Just look at how beautifully the side lighting brings out the shapes and textures within this image and, in the case of our Angel Of Harbin, adds drama to the image.

Artificial light illuminates ice sculptures at the spectacular Harbin Ice and Snow Sculpture Festival in Harbin, China.

What Are The Best Applications For Processing Your Photos?

When it comes to image processing there are a number of ways to go about processing the file. Whether you are working on a RAW or JPEG file you can produce excellent results in applications such as Adobe Lightroom or Adobe Camera RAW, which is a free plugin available to users of the Adobe Photoshop application.

My preference is Adobe Lightroom, mostly because of it's more pleasing and intuitive interface and also because of the amazing functionality of Lightroom's Library module which allows you to easily import, export, organise and locate your images.

There are now other, excellent alternatives to Lightroom, but it's the unsexy Library module, in conjunction with the relatively seamless way that I can move my images between Lightroom and Photoshop, and back again, that I feel is what most sets Lightroom apart from the competition.

A Brief Overview Of My Own Photo Processing Workflow

My own current workflow sees me locate the file in Lightroom, where white balance, noise reduction, lens corrections and basic transformations (e.g., image straightening and alignment) are applied; prior to bringing it into Photoshop for adjustments to brightness, contrast and color.

I often employ the Google (formerly Nik) Silver Efex Pro 2 plugin to convert the file to black and white while in Photoshop. Finally I sprinkle a bit of fairy dust to complete the process.

I teach Lightroom on a one-to-one basis. I believe it offers the vast majority of enthusiast level photographers with all they need to process large quantities of images quickly and efficiently.
— Glenn Guy, Travel Photography Guru

The fact that you can also employ Lightroom to easily organise, locate and share those files is a huge advantage when life is so busy.

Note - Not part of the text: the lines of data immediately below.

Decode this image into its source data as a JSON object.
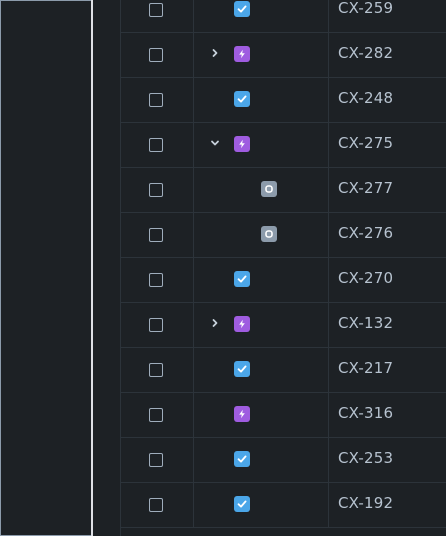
{
  "colors": {
    "task": "#4ba6e8",
    "epic": "#9f5ce0",
    "subtask": "#8c9bab"
  },
  "rows": [
    {
      "key": "CX-259",
      "type": "task-icon",
      "expander": "none",
      "level": 0
    },
    {
      "key": "CX-282",
      "type": "epic-icon",
      "expander": "chevron-right-icon",
      "level": 0
    },
    {
      "key": "CX-248",
      "type": "task-icon",
      "expander": "none",
      "level": 0
    },
    {
      "key": "CX-275",
      "type": "epic-icon",
      "expander": "chevron-down-icon",
      "level": 0
    },
    {
      "key": "CX-277",
      "type": "subtask-icon",
      "expander": "none",
      "level": 1
    },
    {
      "key": "CX-276",
      "type": "subtask-icon",
      "expander": "none",
      "level": 1
    },
    {
      "key": "CX-270",
      "type": "task-icon",
      "expander": "none",
      "level": 0
    },
    {
      "key": "CX-132",
      "type": "epic-icon",
      "expander": "chevron-right-icon",
      "level": 0
    },
    {
      "key": "CX-217",
      "type": "task-icon",
      "expander": "none",
      "level": 0
    },
    {
      "key": "CX-316",
      "type": "epic-icon",
      "expander": "none",
      "level": 0
    },
    {
      "key": "CX-253",
      "type": "task-icon",
      "expander": "none",
      "level": 0
    },
    {
      "key": "CX-192",
      "type": "task-icon",
      "expander": "none",
      "level": 0
    }
  ]
}
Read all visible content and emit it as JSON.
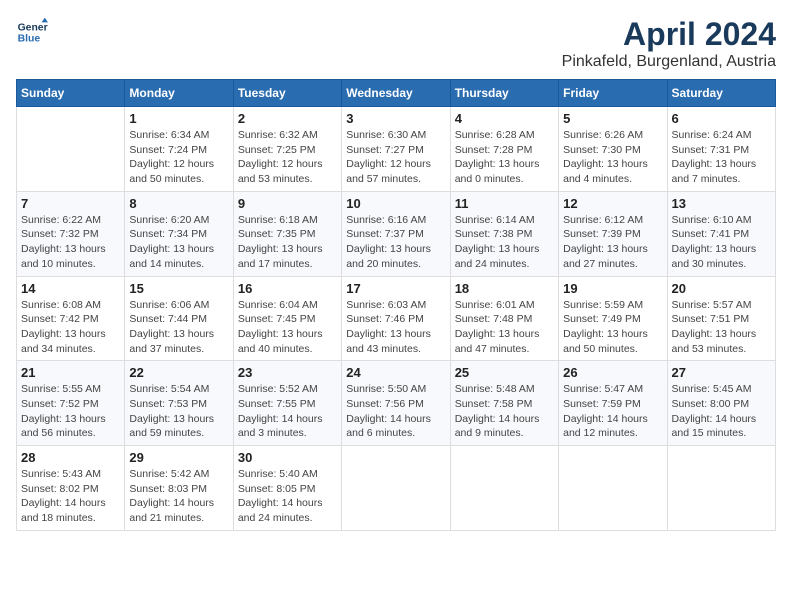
{
  "header": {
    "logo_line1": "General",
    "logo_line2": "Blue",
    "month": "April 2024",
    "location": "Pinkafeld, Burgenland, Austria"
  },
  "weekdays": [
    "Sunday",
    "Monday",
    "Tuesday",
    "Wednesday",
    "Thursday",
    "Friday",
    "Saturday"
  ],
  "weeks": [
    [
      {
        "day": "",
        "info": ""
      },
      {
        "day": "1",
        "info": "Sunrise: 6:34 AM\nSunset: 7:24 PM\nDaylight: 12 hours\nand 50 minutes."
      },
      {
        "day": "2",
        "info": "Sunrise: 6:32 AM\nSunset: 7:25 PM\nDaylight: 12 hours\nand 53 minutes."
      },
      {
        "day": "3",
        "info": "Sunrise: 6:30 AM\nSunset: 7:27 PM\nDaylight: 12 hours\nand 57 minutes."
      },
      {
        "day": "4",
        "info": "Sunrise: 6:28 AM\nSunset: 7:28 PM\nDaylight: 13 hours\nand 0 minutes."
      },
      {
        "day": "5",
        "info": "Sunrise: 6:26 AM\nSunset: 7:30 PM\nDaylight: 13 hours\nand 4 minutes."
      },
      {
        "day": "6",
        "info": "Sunrise: 6:24 AM\nSunset: 7:31 PM\nDaylight: 13 hours\nand 7 minutes."
      }
    ],
    [
      {
        "day": "7",
        "info": "Sunrise: 6:22 AM\nSunset: 7:32 PM\nDaylight: 13 hours\nand 10 minutes."
      },
      {
        "day": "8",
        "info": "Sunrise: 6:20 AM\nSunset: 7:34 PM\nDaylight: 13 hours\nand 14 minutes."
      },
      {
        "day": "9",
        "info": "Sunrise: 6:18 AM\nSunset: 7:35 PM\nDaylight: 13 hours\nand 17 minutes."
      },
      {
        "day": "10",
        "info": "Sunrise: 6:16 AM\nSunset: 7:37 PM\nDaylight: 13 hours\nand 20 minutes."
      },
      {
        "day": "11",
        "info": "Sunrise: 6:14 AM\nSunset: 7:38 PM\nDaylight: 13 hours\nand 24 minutes."
      },
      {
        "day": "12",
        "info": "Sunrise: 6:12 AM\nSunset: 7:39 PM\nDaylight: 13 hours\nand 27 minutes."
      },
      {
        "day": "13",
        "info": "Sunrise: 6:10 AM\nSunset: 7:41 PM\nDaylight: 13 hours\nand 30 minutes."
      }
    ],
    [
      {
        "day": "14",
        "info": "Sunrise: 6:08 AM\nSunset: 7:42 PM\nDaylight: 13 hours\nand 34 minutes."
      },
      {
        "day": "15",
        "info": "Sunrise: 6:06 AM\nSunset: 7:44 PM\nDaylight: 13 hours\nand 37 minutes."
      },
      {
        "day": "16",
        "info": "Sunrise: 6:04 AM\nSunset: 7:45 PM\nDaylight: 13 hours\nand 40 minutes."
      },
      {
        "day": "17",
        "info": "Sunrise: 6:03 AM\nSunset: 7:46 PM\nDaylight: 13 hours\nand 43 minutes."
      },
      {
        "day": "18",
        "info": "Sunrise: 6:01 AM\nSunset: 7:48 PM\nDaylight: 13 hours\nand 47 minutes."
      },
      {
        "day": "19",
        "info": "Sunrise: 5:59 AM\nSunset: 7:49 PM\nDaylight: 13 hours\nand 50 minutes."
      },
      {
        "day": "20",
        "info": "Sunrise: 5:57 AM\nSunset: 7:51 PM\nDaylight: 13 hours\nand 53 minutes."
      }
    ],
    [
      {
        "day": "21",
        "info": "Sunrise: 5:55 AM\nSunset: 7:52 PM\nDaylight: 13 hours\nand 56 minutes."
      },
      {
        "day": "22",
        "info": "Sunrise: 5:54 AM\nSunset: 7:53 PM\nDaylight: 13 hours\nand 59 minutes."
      },
      {
        "day": "23",
        "info": "Sunrise: 5:52 AM\nSunset: 7:55 PM\nDaylight: 14 hours\nand 3 minutes."
      },
      {
        "day": "24",
        "info": "Sunrise: 5:50 AM\nSunset: 7:56 PM\nDaylight: 14 hours\nand 6 minutes."
      },
      {
        "day": "25",
        "info": "Sunrise: 5:48 AM\nSunset: 7:58 PM\nDaylight: 14 hours\nand 9 minutes."
      },
      {
        "day": "26",
        "info": "Sunrise: 5:47 AM\nSunset: 7:59 PM\nDaylight: 14 hours\nand 12 minutes."
      },
      {
        "day": "27",
        "info": "Sunrise: 5:45 AM\nSunset: 8:00 PM\nDaylight: 14 hours\nand 15 minutes."
      }
    ],
    [
      {
        "day": "28",
        "info": "Sunrise: 5:43 AM\nSunset: 8:02 PM\nDaylight: 14 hours\nand 18 minutes."
      },
      {
        "day": "29",
        "info": "Sunrise: 5:42 AM\nSunset: 8:03 PM\nDaylight: 14 hours\nand 21 minutes."
      },
      {
        "day": "30",
        "info": "Sunrise: 5:40 AM\nSunset: 8:05 PM\nDaylight: 14 hours\nand 24 minutes."
      },
      {
        "day": "",
        "info": ""
      },
      {
        "day": "",
        "info": ""
      },
      {
        "day": "",
        "info": ""
      },
      {
        "day": "",
        "info": ""
      }
    ]
  ]
}
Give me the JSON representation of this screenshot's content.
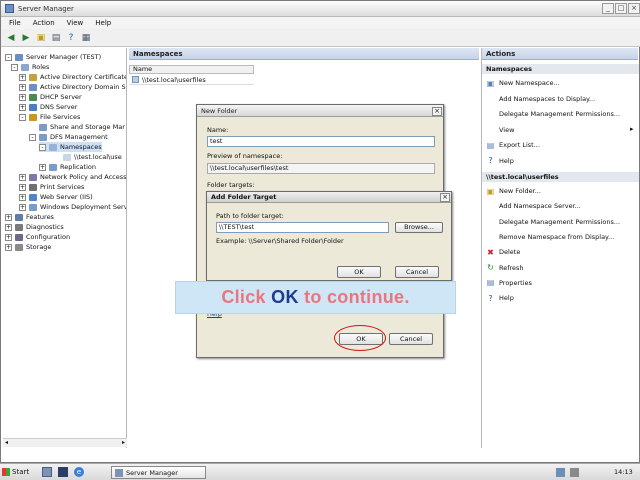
{
  "window": {
    "title": "Server Manager"
  },
  "menu": [
    "File",
    "Action",
    "View",
    "Help"
  ],
  "tree": {
    "items": [
      {
        "label": "Server Manager (TEST)",
        "exp": "-"
      },
      {
        "label": "Roles",
        "exp": "-"
      },
      {
        "label": "Active Directory Certificate",
        "exp": "+"
      },
      {
        "label": "Active Directory Domain Se",
        "exp": "+"
      },
      {
        "label": "DHCP Server",
        "exp": "+"
      },
      {
        "label": "DNS Server",
        "exp": "+"
      },
      {
        "label": "File Services",
        "exp": "-"
      },
      {
        "label": "Share and Storage Mar",
        "exp": ""
      },
      {
        "label": "DFS Management",
        "exp": "-"
      },
      {
        "label": "Namespaces",
        "exp": "-"
      },
      {
        "label": "\\\\test.local\\use",
        "exp": ""
      },
      {
        "label": "Replication",
        "exp": "+"
      },
      {
        "label": "Network Policy and Access",
        "exp": "+"
      },
      {
        "label": "Print Services",
        "exp": "+"
      },
      {
        "label": "Web Server (IIS)",
        "exp": "+"
      },
      {
        "label": "Windows Deployment Servi",
        "exp": "+"
      },
      {
        "label": "Features",
        "exp": "+"
      },
      {
        "label": "Diagnostics",
        "exp": "+"
      },
      {
        "label": "Configuration",
        "exp": "+"
      },
      {
        "label": "Storage",
        "exp": "+"
      }
    ]
  },
  "center": {
    "header": "Namespaces",
    "column": "Name",
    "row": "\\\\test.local\\userfiles"
  },
  "actions": {
    "header": "Actions",
    "section1": "Namespaces",
    "items1": [
      "New Namespace...",
      "Add Namespaces to Display...",
      "Delegate Management Permissions...",
      "View",
      "Export List...",
      "Help"
    ],
    "section2": "\\\\test.local\\userfiles",
    "items2": [
      "New Folder...",
      "Add Namespace Server...",
      "Delegate Management Permissions...",
      "Remove Namespace from Display...",
      "Delete",
      "Refresh",
      "Properties",
      "Help"
    ]
  },
  "new_folder_dialog": {
    "title": "New Folder",
    "name_label": "Name:",
    "name_value": "test",
    "preview_label": "Preview of namespace:",
    "preview_value": "\\\\test.local\\userfiles\\test",
    "targets_label": "Folder targets:",
    "help_link": "Help",
    "ok": "OK",
    "cancel": "Cancel"
  },
  "add_target_dialog": {
    "title": "Add Folder Target",
    "path_label": "Path to folder target:",
    "path_value": "\\\\TEST\\test",
    "browse": "Browse...",
    "example": "Example: \\\\Server\\Shared Folder\\Folder",
    "ok": "OK",
    "cancel": "Cancel"
  },
  "banner": {
    "pre": "Click ",
    "ok": "OK",
    "post": " to continue."
  },
  "taskbar": {
    "start": "Start",
    "app": "Server Manager",
    "clock": "14:13"
  },
  "colors": {
    "banner_text": "#e9767f",
    "banner_ok": "#1c3c8c",
    "banner_bg": "#cfe6f7",
    "highlight_circle": "#d01010"
  }
}
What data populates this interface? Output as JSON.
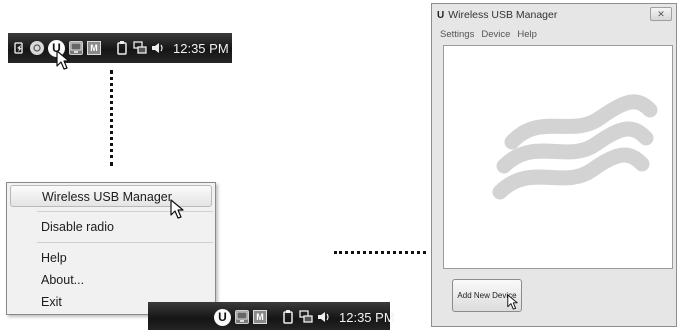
{
  "taskbar_top": {
    "icons": [
      "battery-icon",
      "globe-icon",
      "wireless-usb-manager-icon",
      "display-icon",
      "m-icon"
    ],
    "system_icons": [
      "power-icon",
      "network-icon",
      "volume-icon"
    ],
    "clock": "12:35 PM"
  },
  "taskbar_bottom": {
    "clock": "12:35 PM"
  },
  "tray_glyphs": {
    "wusb": "U",
    "m": "M"
  },
  "context_menu": {
    "items": [
      {
        "label": "Wireless USB Manager",
        "highlighted": true
      },
      {
        "label": "Disable radio"
      },
      {
        "label": "Help"
      },
      {
        "label": "About..."
      },
      {
        "label": "Exit"
      }
    ]
  },
  "window": {
    "app_glyph": "U",
    "title": "Wireless USB Manager",
    "close_glyph": "✕",
    "menu": [
      "Settings",
      "Device",
      "Help"
    ],
    "add_device_label": "Add New Device"
  },
  "colors": {
    "taskbar": "#1f1f1f",
    "menu_bg": "#f1f1f1",
    "window_bg": "#e6e6e6",
    "wave": "#cfcfcf"
  }
}
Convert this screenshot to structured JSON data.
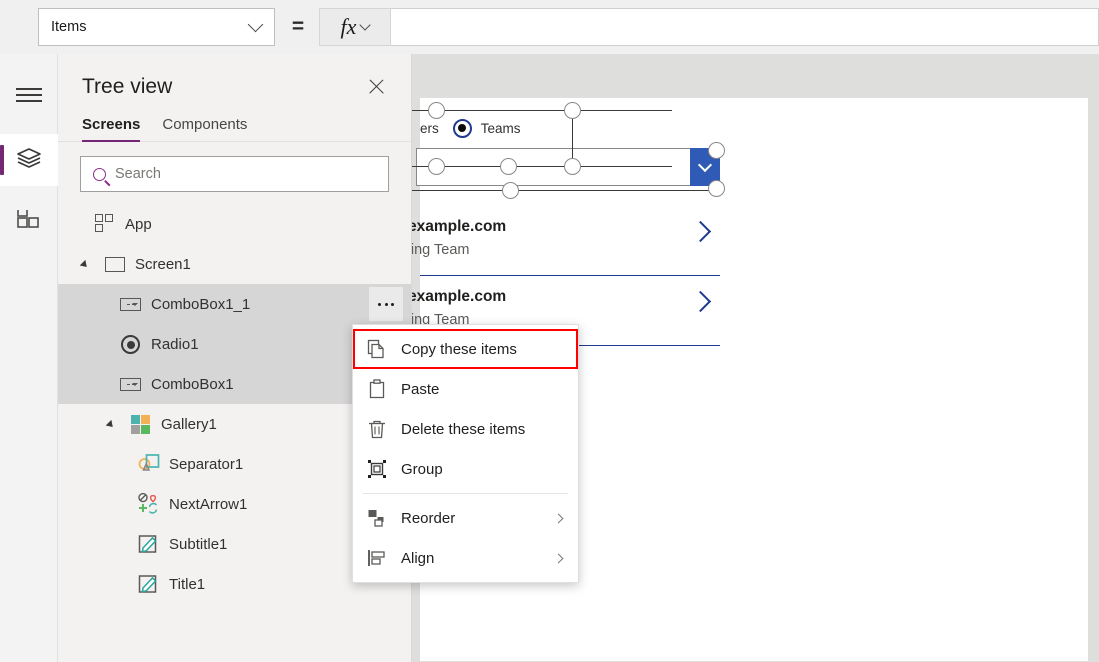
{
  "formula_bar": {
    "property_value": "Items",
    "equals": "=",
    "fx_label": "fx",
    "formula_value": ""
  },
  "rail": {
    "items": [
      {
        "name": "menu-icon",
        "label": "Menu"
      },
      {
        "name": "tree-view-icon",
        "label": "Tree view"
      },
      {
        "name": "insert-icon",
        "label": "Insert"
      }
    ]
  },
  "tree_view": {
    "title": "Tree view",
    "close_label": "Close",
    "tabs": [
      {
        "label": "Screens",
        "active": true
      },
      {
        "label": "Components",
        "active": false
      }
    ],
    "search": {
      "placeholder": "Search",
      "value": ""
    },
    "nodes": [
      {
        "label": "App",
        "icon": "app-icon",
        "indent": 0,
        "selected": false,
        "expandable": false
      },
      {
        "label": "Screen1",
        "icon": "screen-icon",
        "indent": 0,
        "selected": false,
        "expandable": true
      },
      {
        "label": "ComboBox1_1",
        "icon": "combobox-icon",
        "indent": 1,
        "selected": true,
        "expandable": false
      },
      {
        "label": "Radio1",
        "icon": "radio-icon",
        "indent": 1,
        "selected": true,
        "expandable": false
      },
      {
        "label": "ComboBox1",
        "icon": "combobox-icon",
        "indent": 1,
        "selected": true,
        "expandable": false
      },
      {
        "label": "Gallery1",
        "icon": "gallery-icon",
        "indent": 1,
        "selected": false,
        "expandable": true
      },
      {
        "label": "Separator1",
        "icon": "separator-icon",
        "indent": 2,
        "selected": false,
        "expandable": false
      },
      {
        "label": "NextArrow1",
        "icon": "nextarrow-icon",
        "indent": 2,
        "selected": false,
        "expandable": false
      },
      {
        "label": "Subtitle1",
        "icon": "label-icon",
        "indent": 2,
        "selected": false,
        "expandable": false
      },
      {
        "label": "Title1",
        "icon": "label-icon",
        "indent": 2,
        "selected": false,
        "expandable": false
      }
    ],
    "overflow_label": "More options"
  },
  "context_menu": {
    "highlight_color": "#ff0000",
    "items": [
      {
        "label": "Copy these items",
        "icon": "copy-icon",
        "highlighted": true,
        "submenu": false
      },
      {
        "label": "Paste",
        "icon": "paste-icon",
        "highlighted": false,
        "submenu": false
      },
      {
        "label": "Delete these items",
        "icon": "trash-icon",
        "highlighted": false,
        "submenu": false
      },
      {
        "label": "Group",
        "icon": "group-icon",
        "highlighted": false,
        "submenu": false
      },
      {
        "label": "Reorder",
        "icon": "reorder-icon",
        "highlighted": false,
        "submenu": true
      },
      {
        "label": "Align",
        "icon": "align-icon",
        "highlighted": false,
        "submenu": true
      }
    ]
  },
  "canvas": {
    "radio_left_clipped": "ers",
    "radio_option": "Teams",
    "gallery_items": [
      {
        "title": "example.com",
        "subtitle": "ering Team"
      },
      {
        "title": "example.com",
        "subtitle": "ering Team"
      }
    ]
  },
  "colors": {
    "accent_purple": "#742774",
    "selection_blue": "#2f5bb7",
    "gallery_border": "#203a8f",
    "highlight_red": "#ff0000",
    "panel_bg": "#f3f2f1",
    "canvas_bg": "#dededd"
  }
}
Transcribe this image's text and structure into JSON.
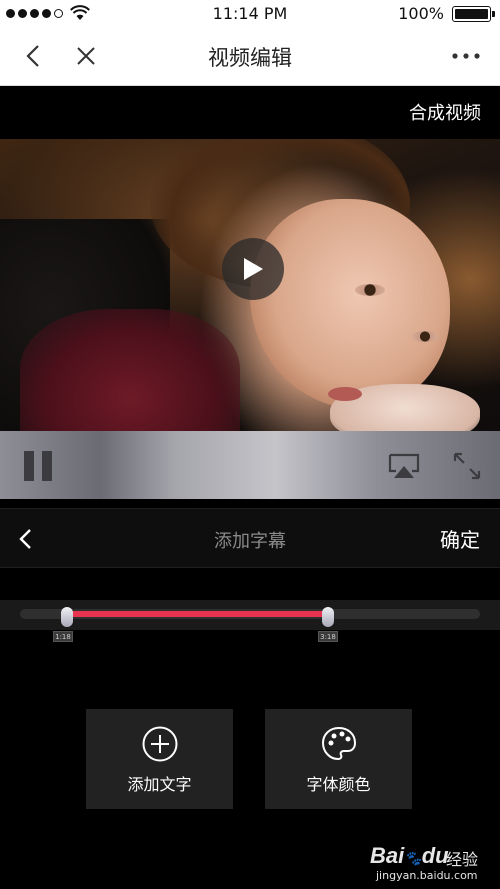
{
  "status_bar": {
    "time": "11:14 PM",
    "battery_text": "100%",
    "signal_dots_filled": 4,
    "signal_dots_total": 5
  },
  "nav": {
    "title": "视频编辑",
    "back_icon": "chevron-left-icon",
    "close_icon": "close-icon",
    "more_icon": "more-dots-icon"
  },
  "header": {
    "compose_label": "合成视频"
  },
  "video": {
    "play_icon": "play-icon",
    "pause_icon": "pause-icon",
    "airplay_icon": "airplay-icon",
    "fullscreen_icon": "fullscreen-icon"
  },
  "subtitle_panel": {
    "title": "添加字幕",
    "confirm_label": "确定",
    "back_icon": "chevron-left-icon"
  },
  "timeline": {
    "start_label": "1:18",
    "end_label": "3:18",
    "accent_color": "#e8344f"
  },
  "actions": [
    {
      "label": "添加文字",
      "icon": "add-circle-icon"
    },
    {
      "label": "字体颜色",
      "icon": "palette-icon"
    }
  ],
  "watermark": {
    "brand": "Bai",
    "brand_suffix": "du",
    "cn": "经验",
    "url": "jingyan.baidu.com"
  }
}
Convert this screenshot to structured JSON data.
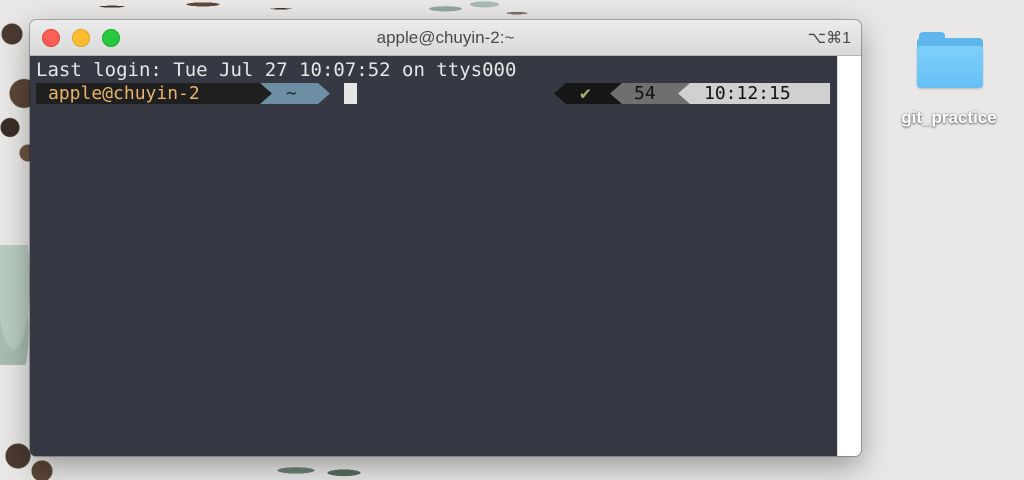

Light from colored lanterns passes through blocks of ice at the spectacular Harbin Ice and Snow Sculpture Festival in Harbin, China.

Kindness Is Something The Traveller Never Forgets

At one stage I managed to drop my new fleece gloves. I retraced my steps, as best I could, but was unable to find them. I reported the loss and, several hours later as I was leaving this major tourist attraction, a young attendant ran up to me and asked if I was the man who had lost his gloves.

They'd found my gloves and then went about finding me. What fantastic customer service and, more important, what a kind and generous act. You can't imagine how grateful I was, particularly given the torrid time I’d experience with taxi drivers in Harbin. I’ve never know the like. They’re even worse than those I’ve experienced in India.

But one kind act, such as what I experienced from the good people at Snow World, outweighed the significant difficulties I’d experienced with several of the cities low life taxi drivers. The world was, once again, brought into balance by a simple, yet heart-felt act of kindness.

With my visit to Ice World that night, and a three day trek across the top of spectacular Huangshan (i.e., Yellow Mountain) to follow, I new those gloves would be needed and I was very grateful to get them back again.

Simple acts of kindness are the kind of memories that last longest in the mind of many travellers. And I think that's a fact that tourist organizations and retailers all around the world should remember.

    
Glenn Guy, Travel Photography Guru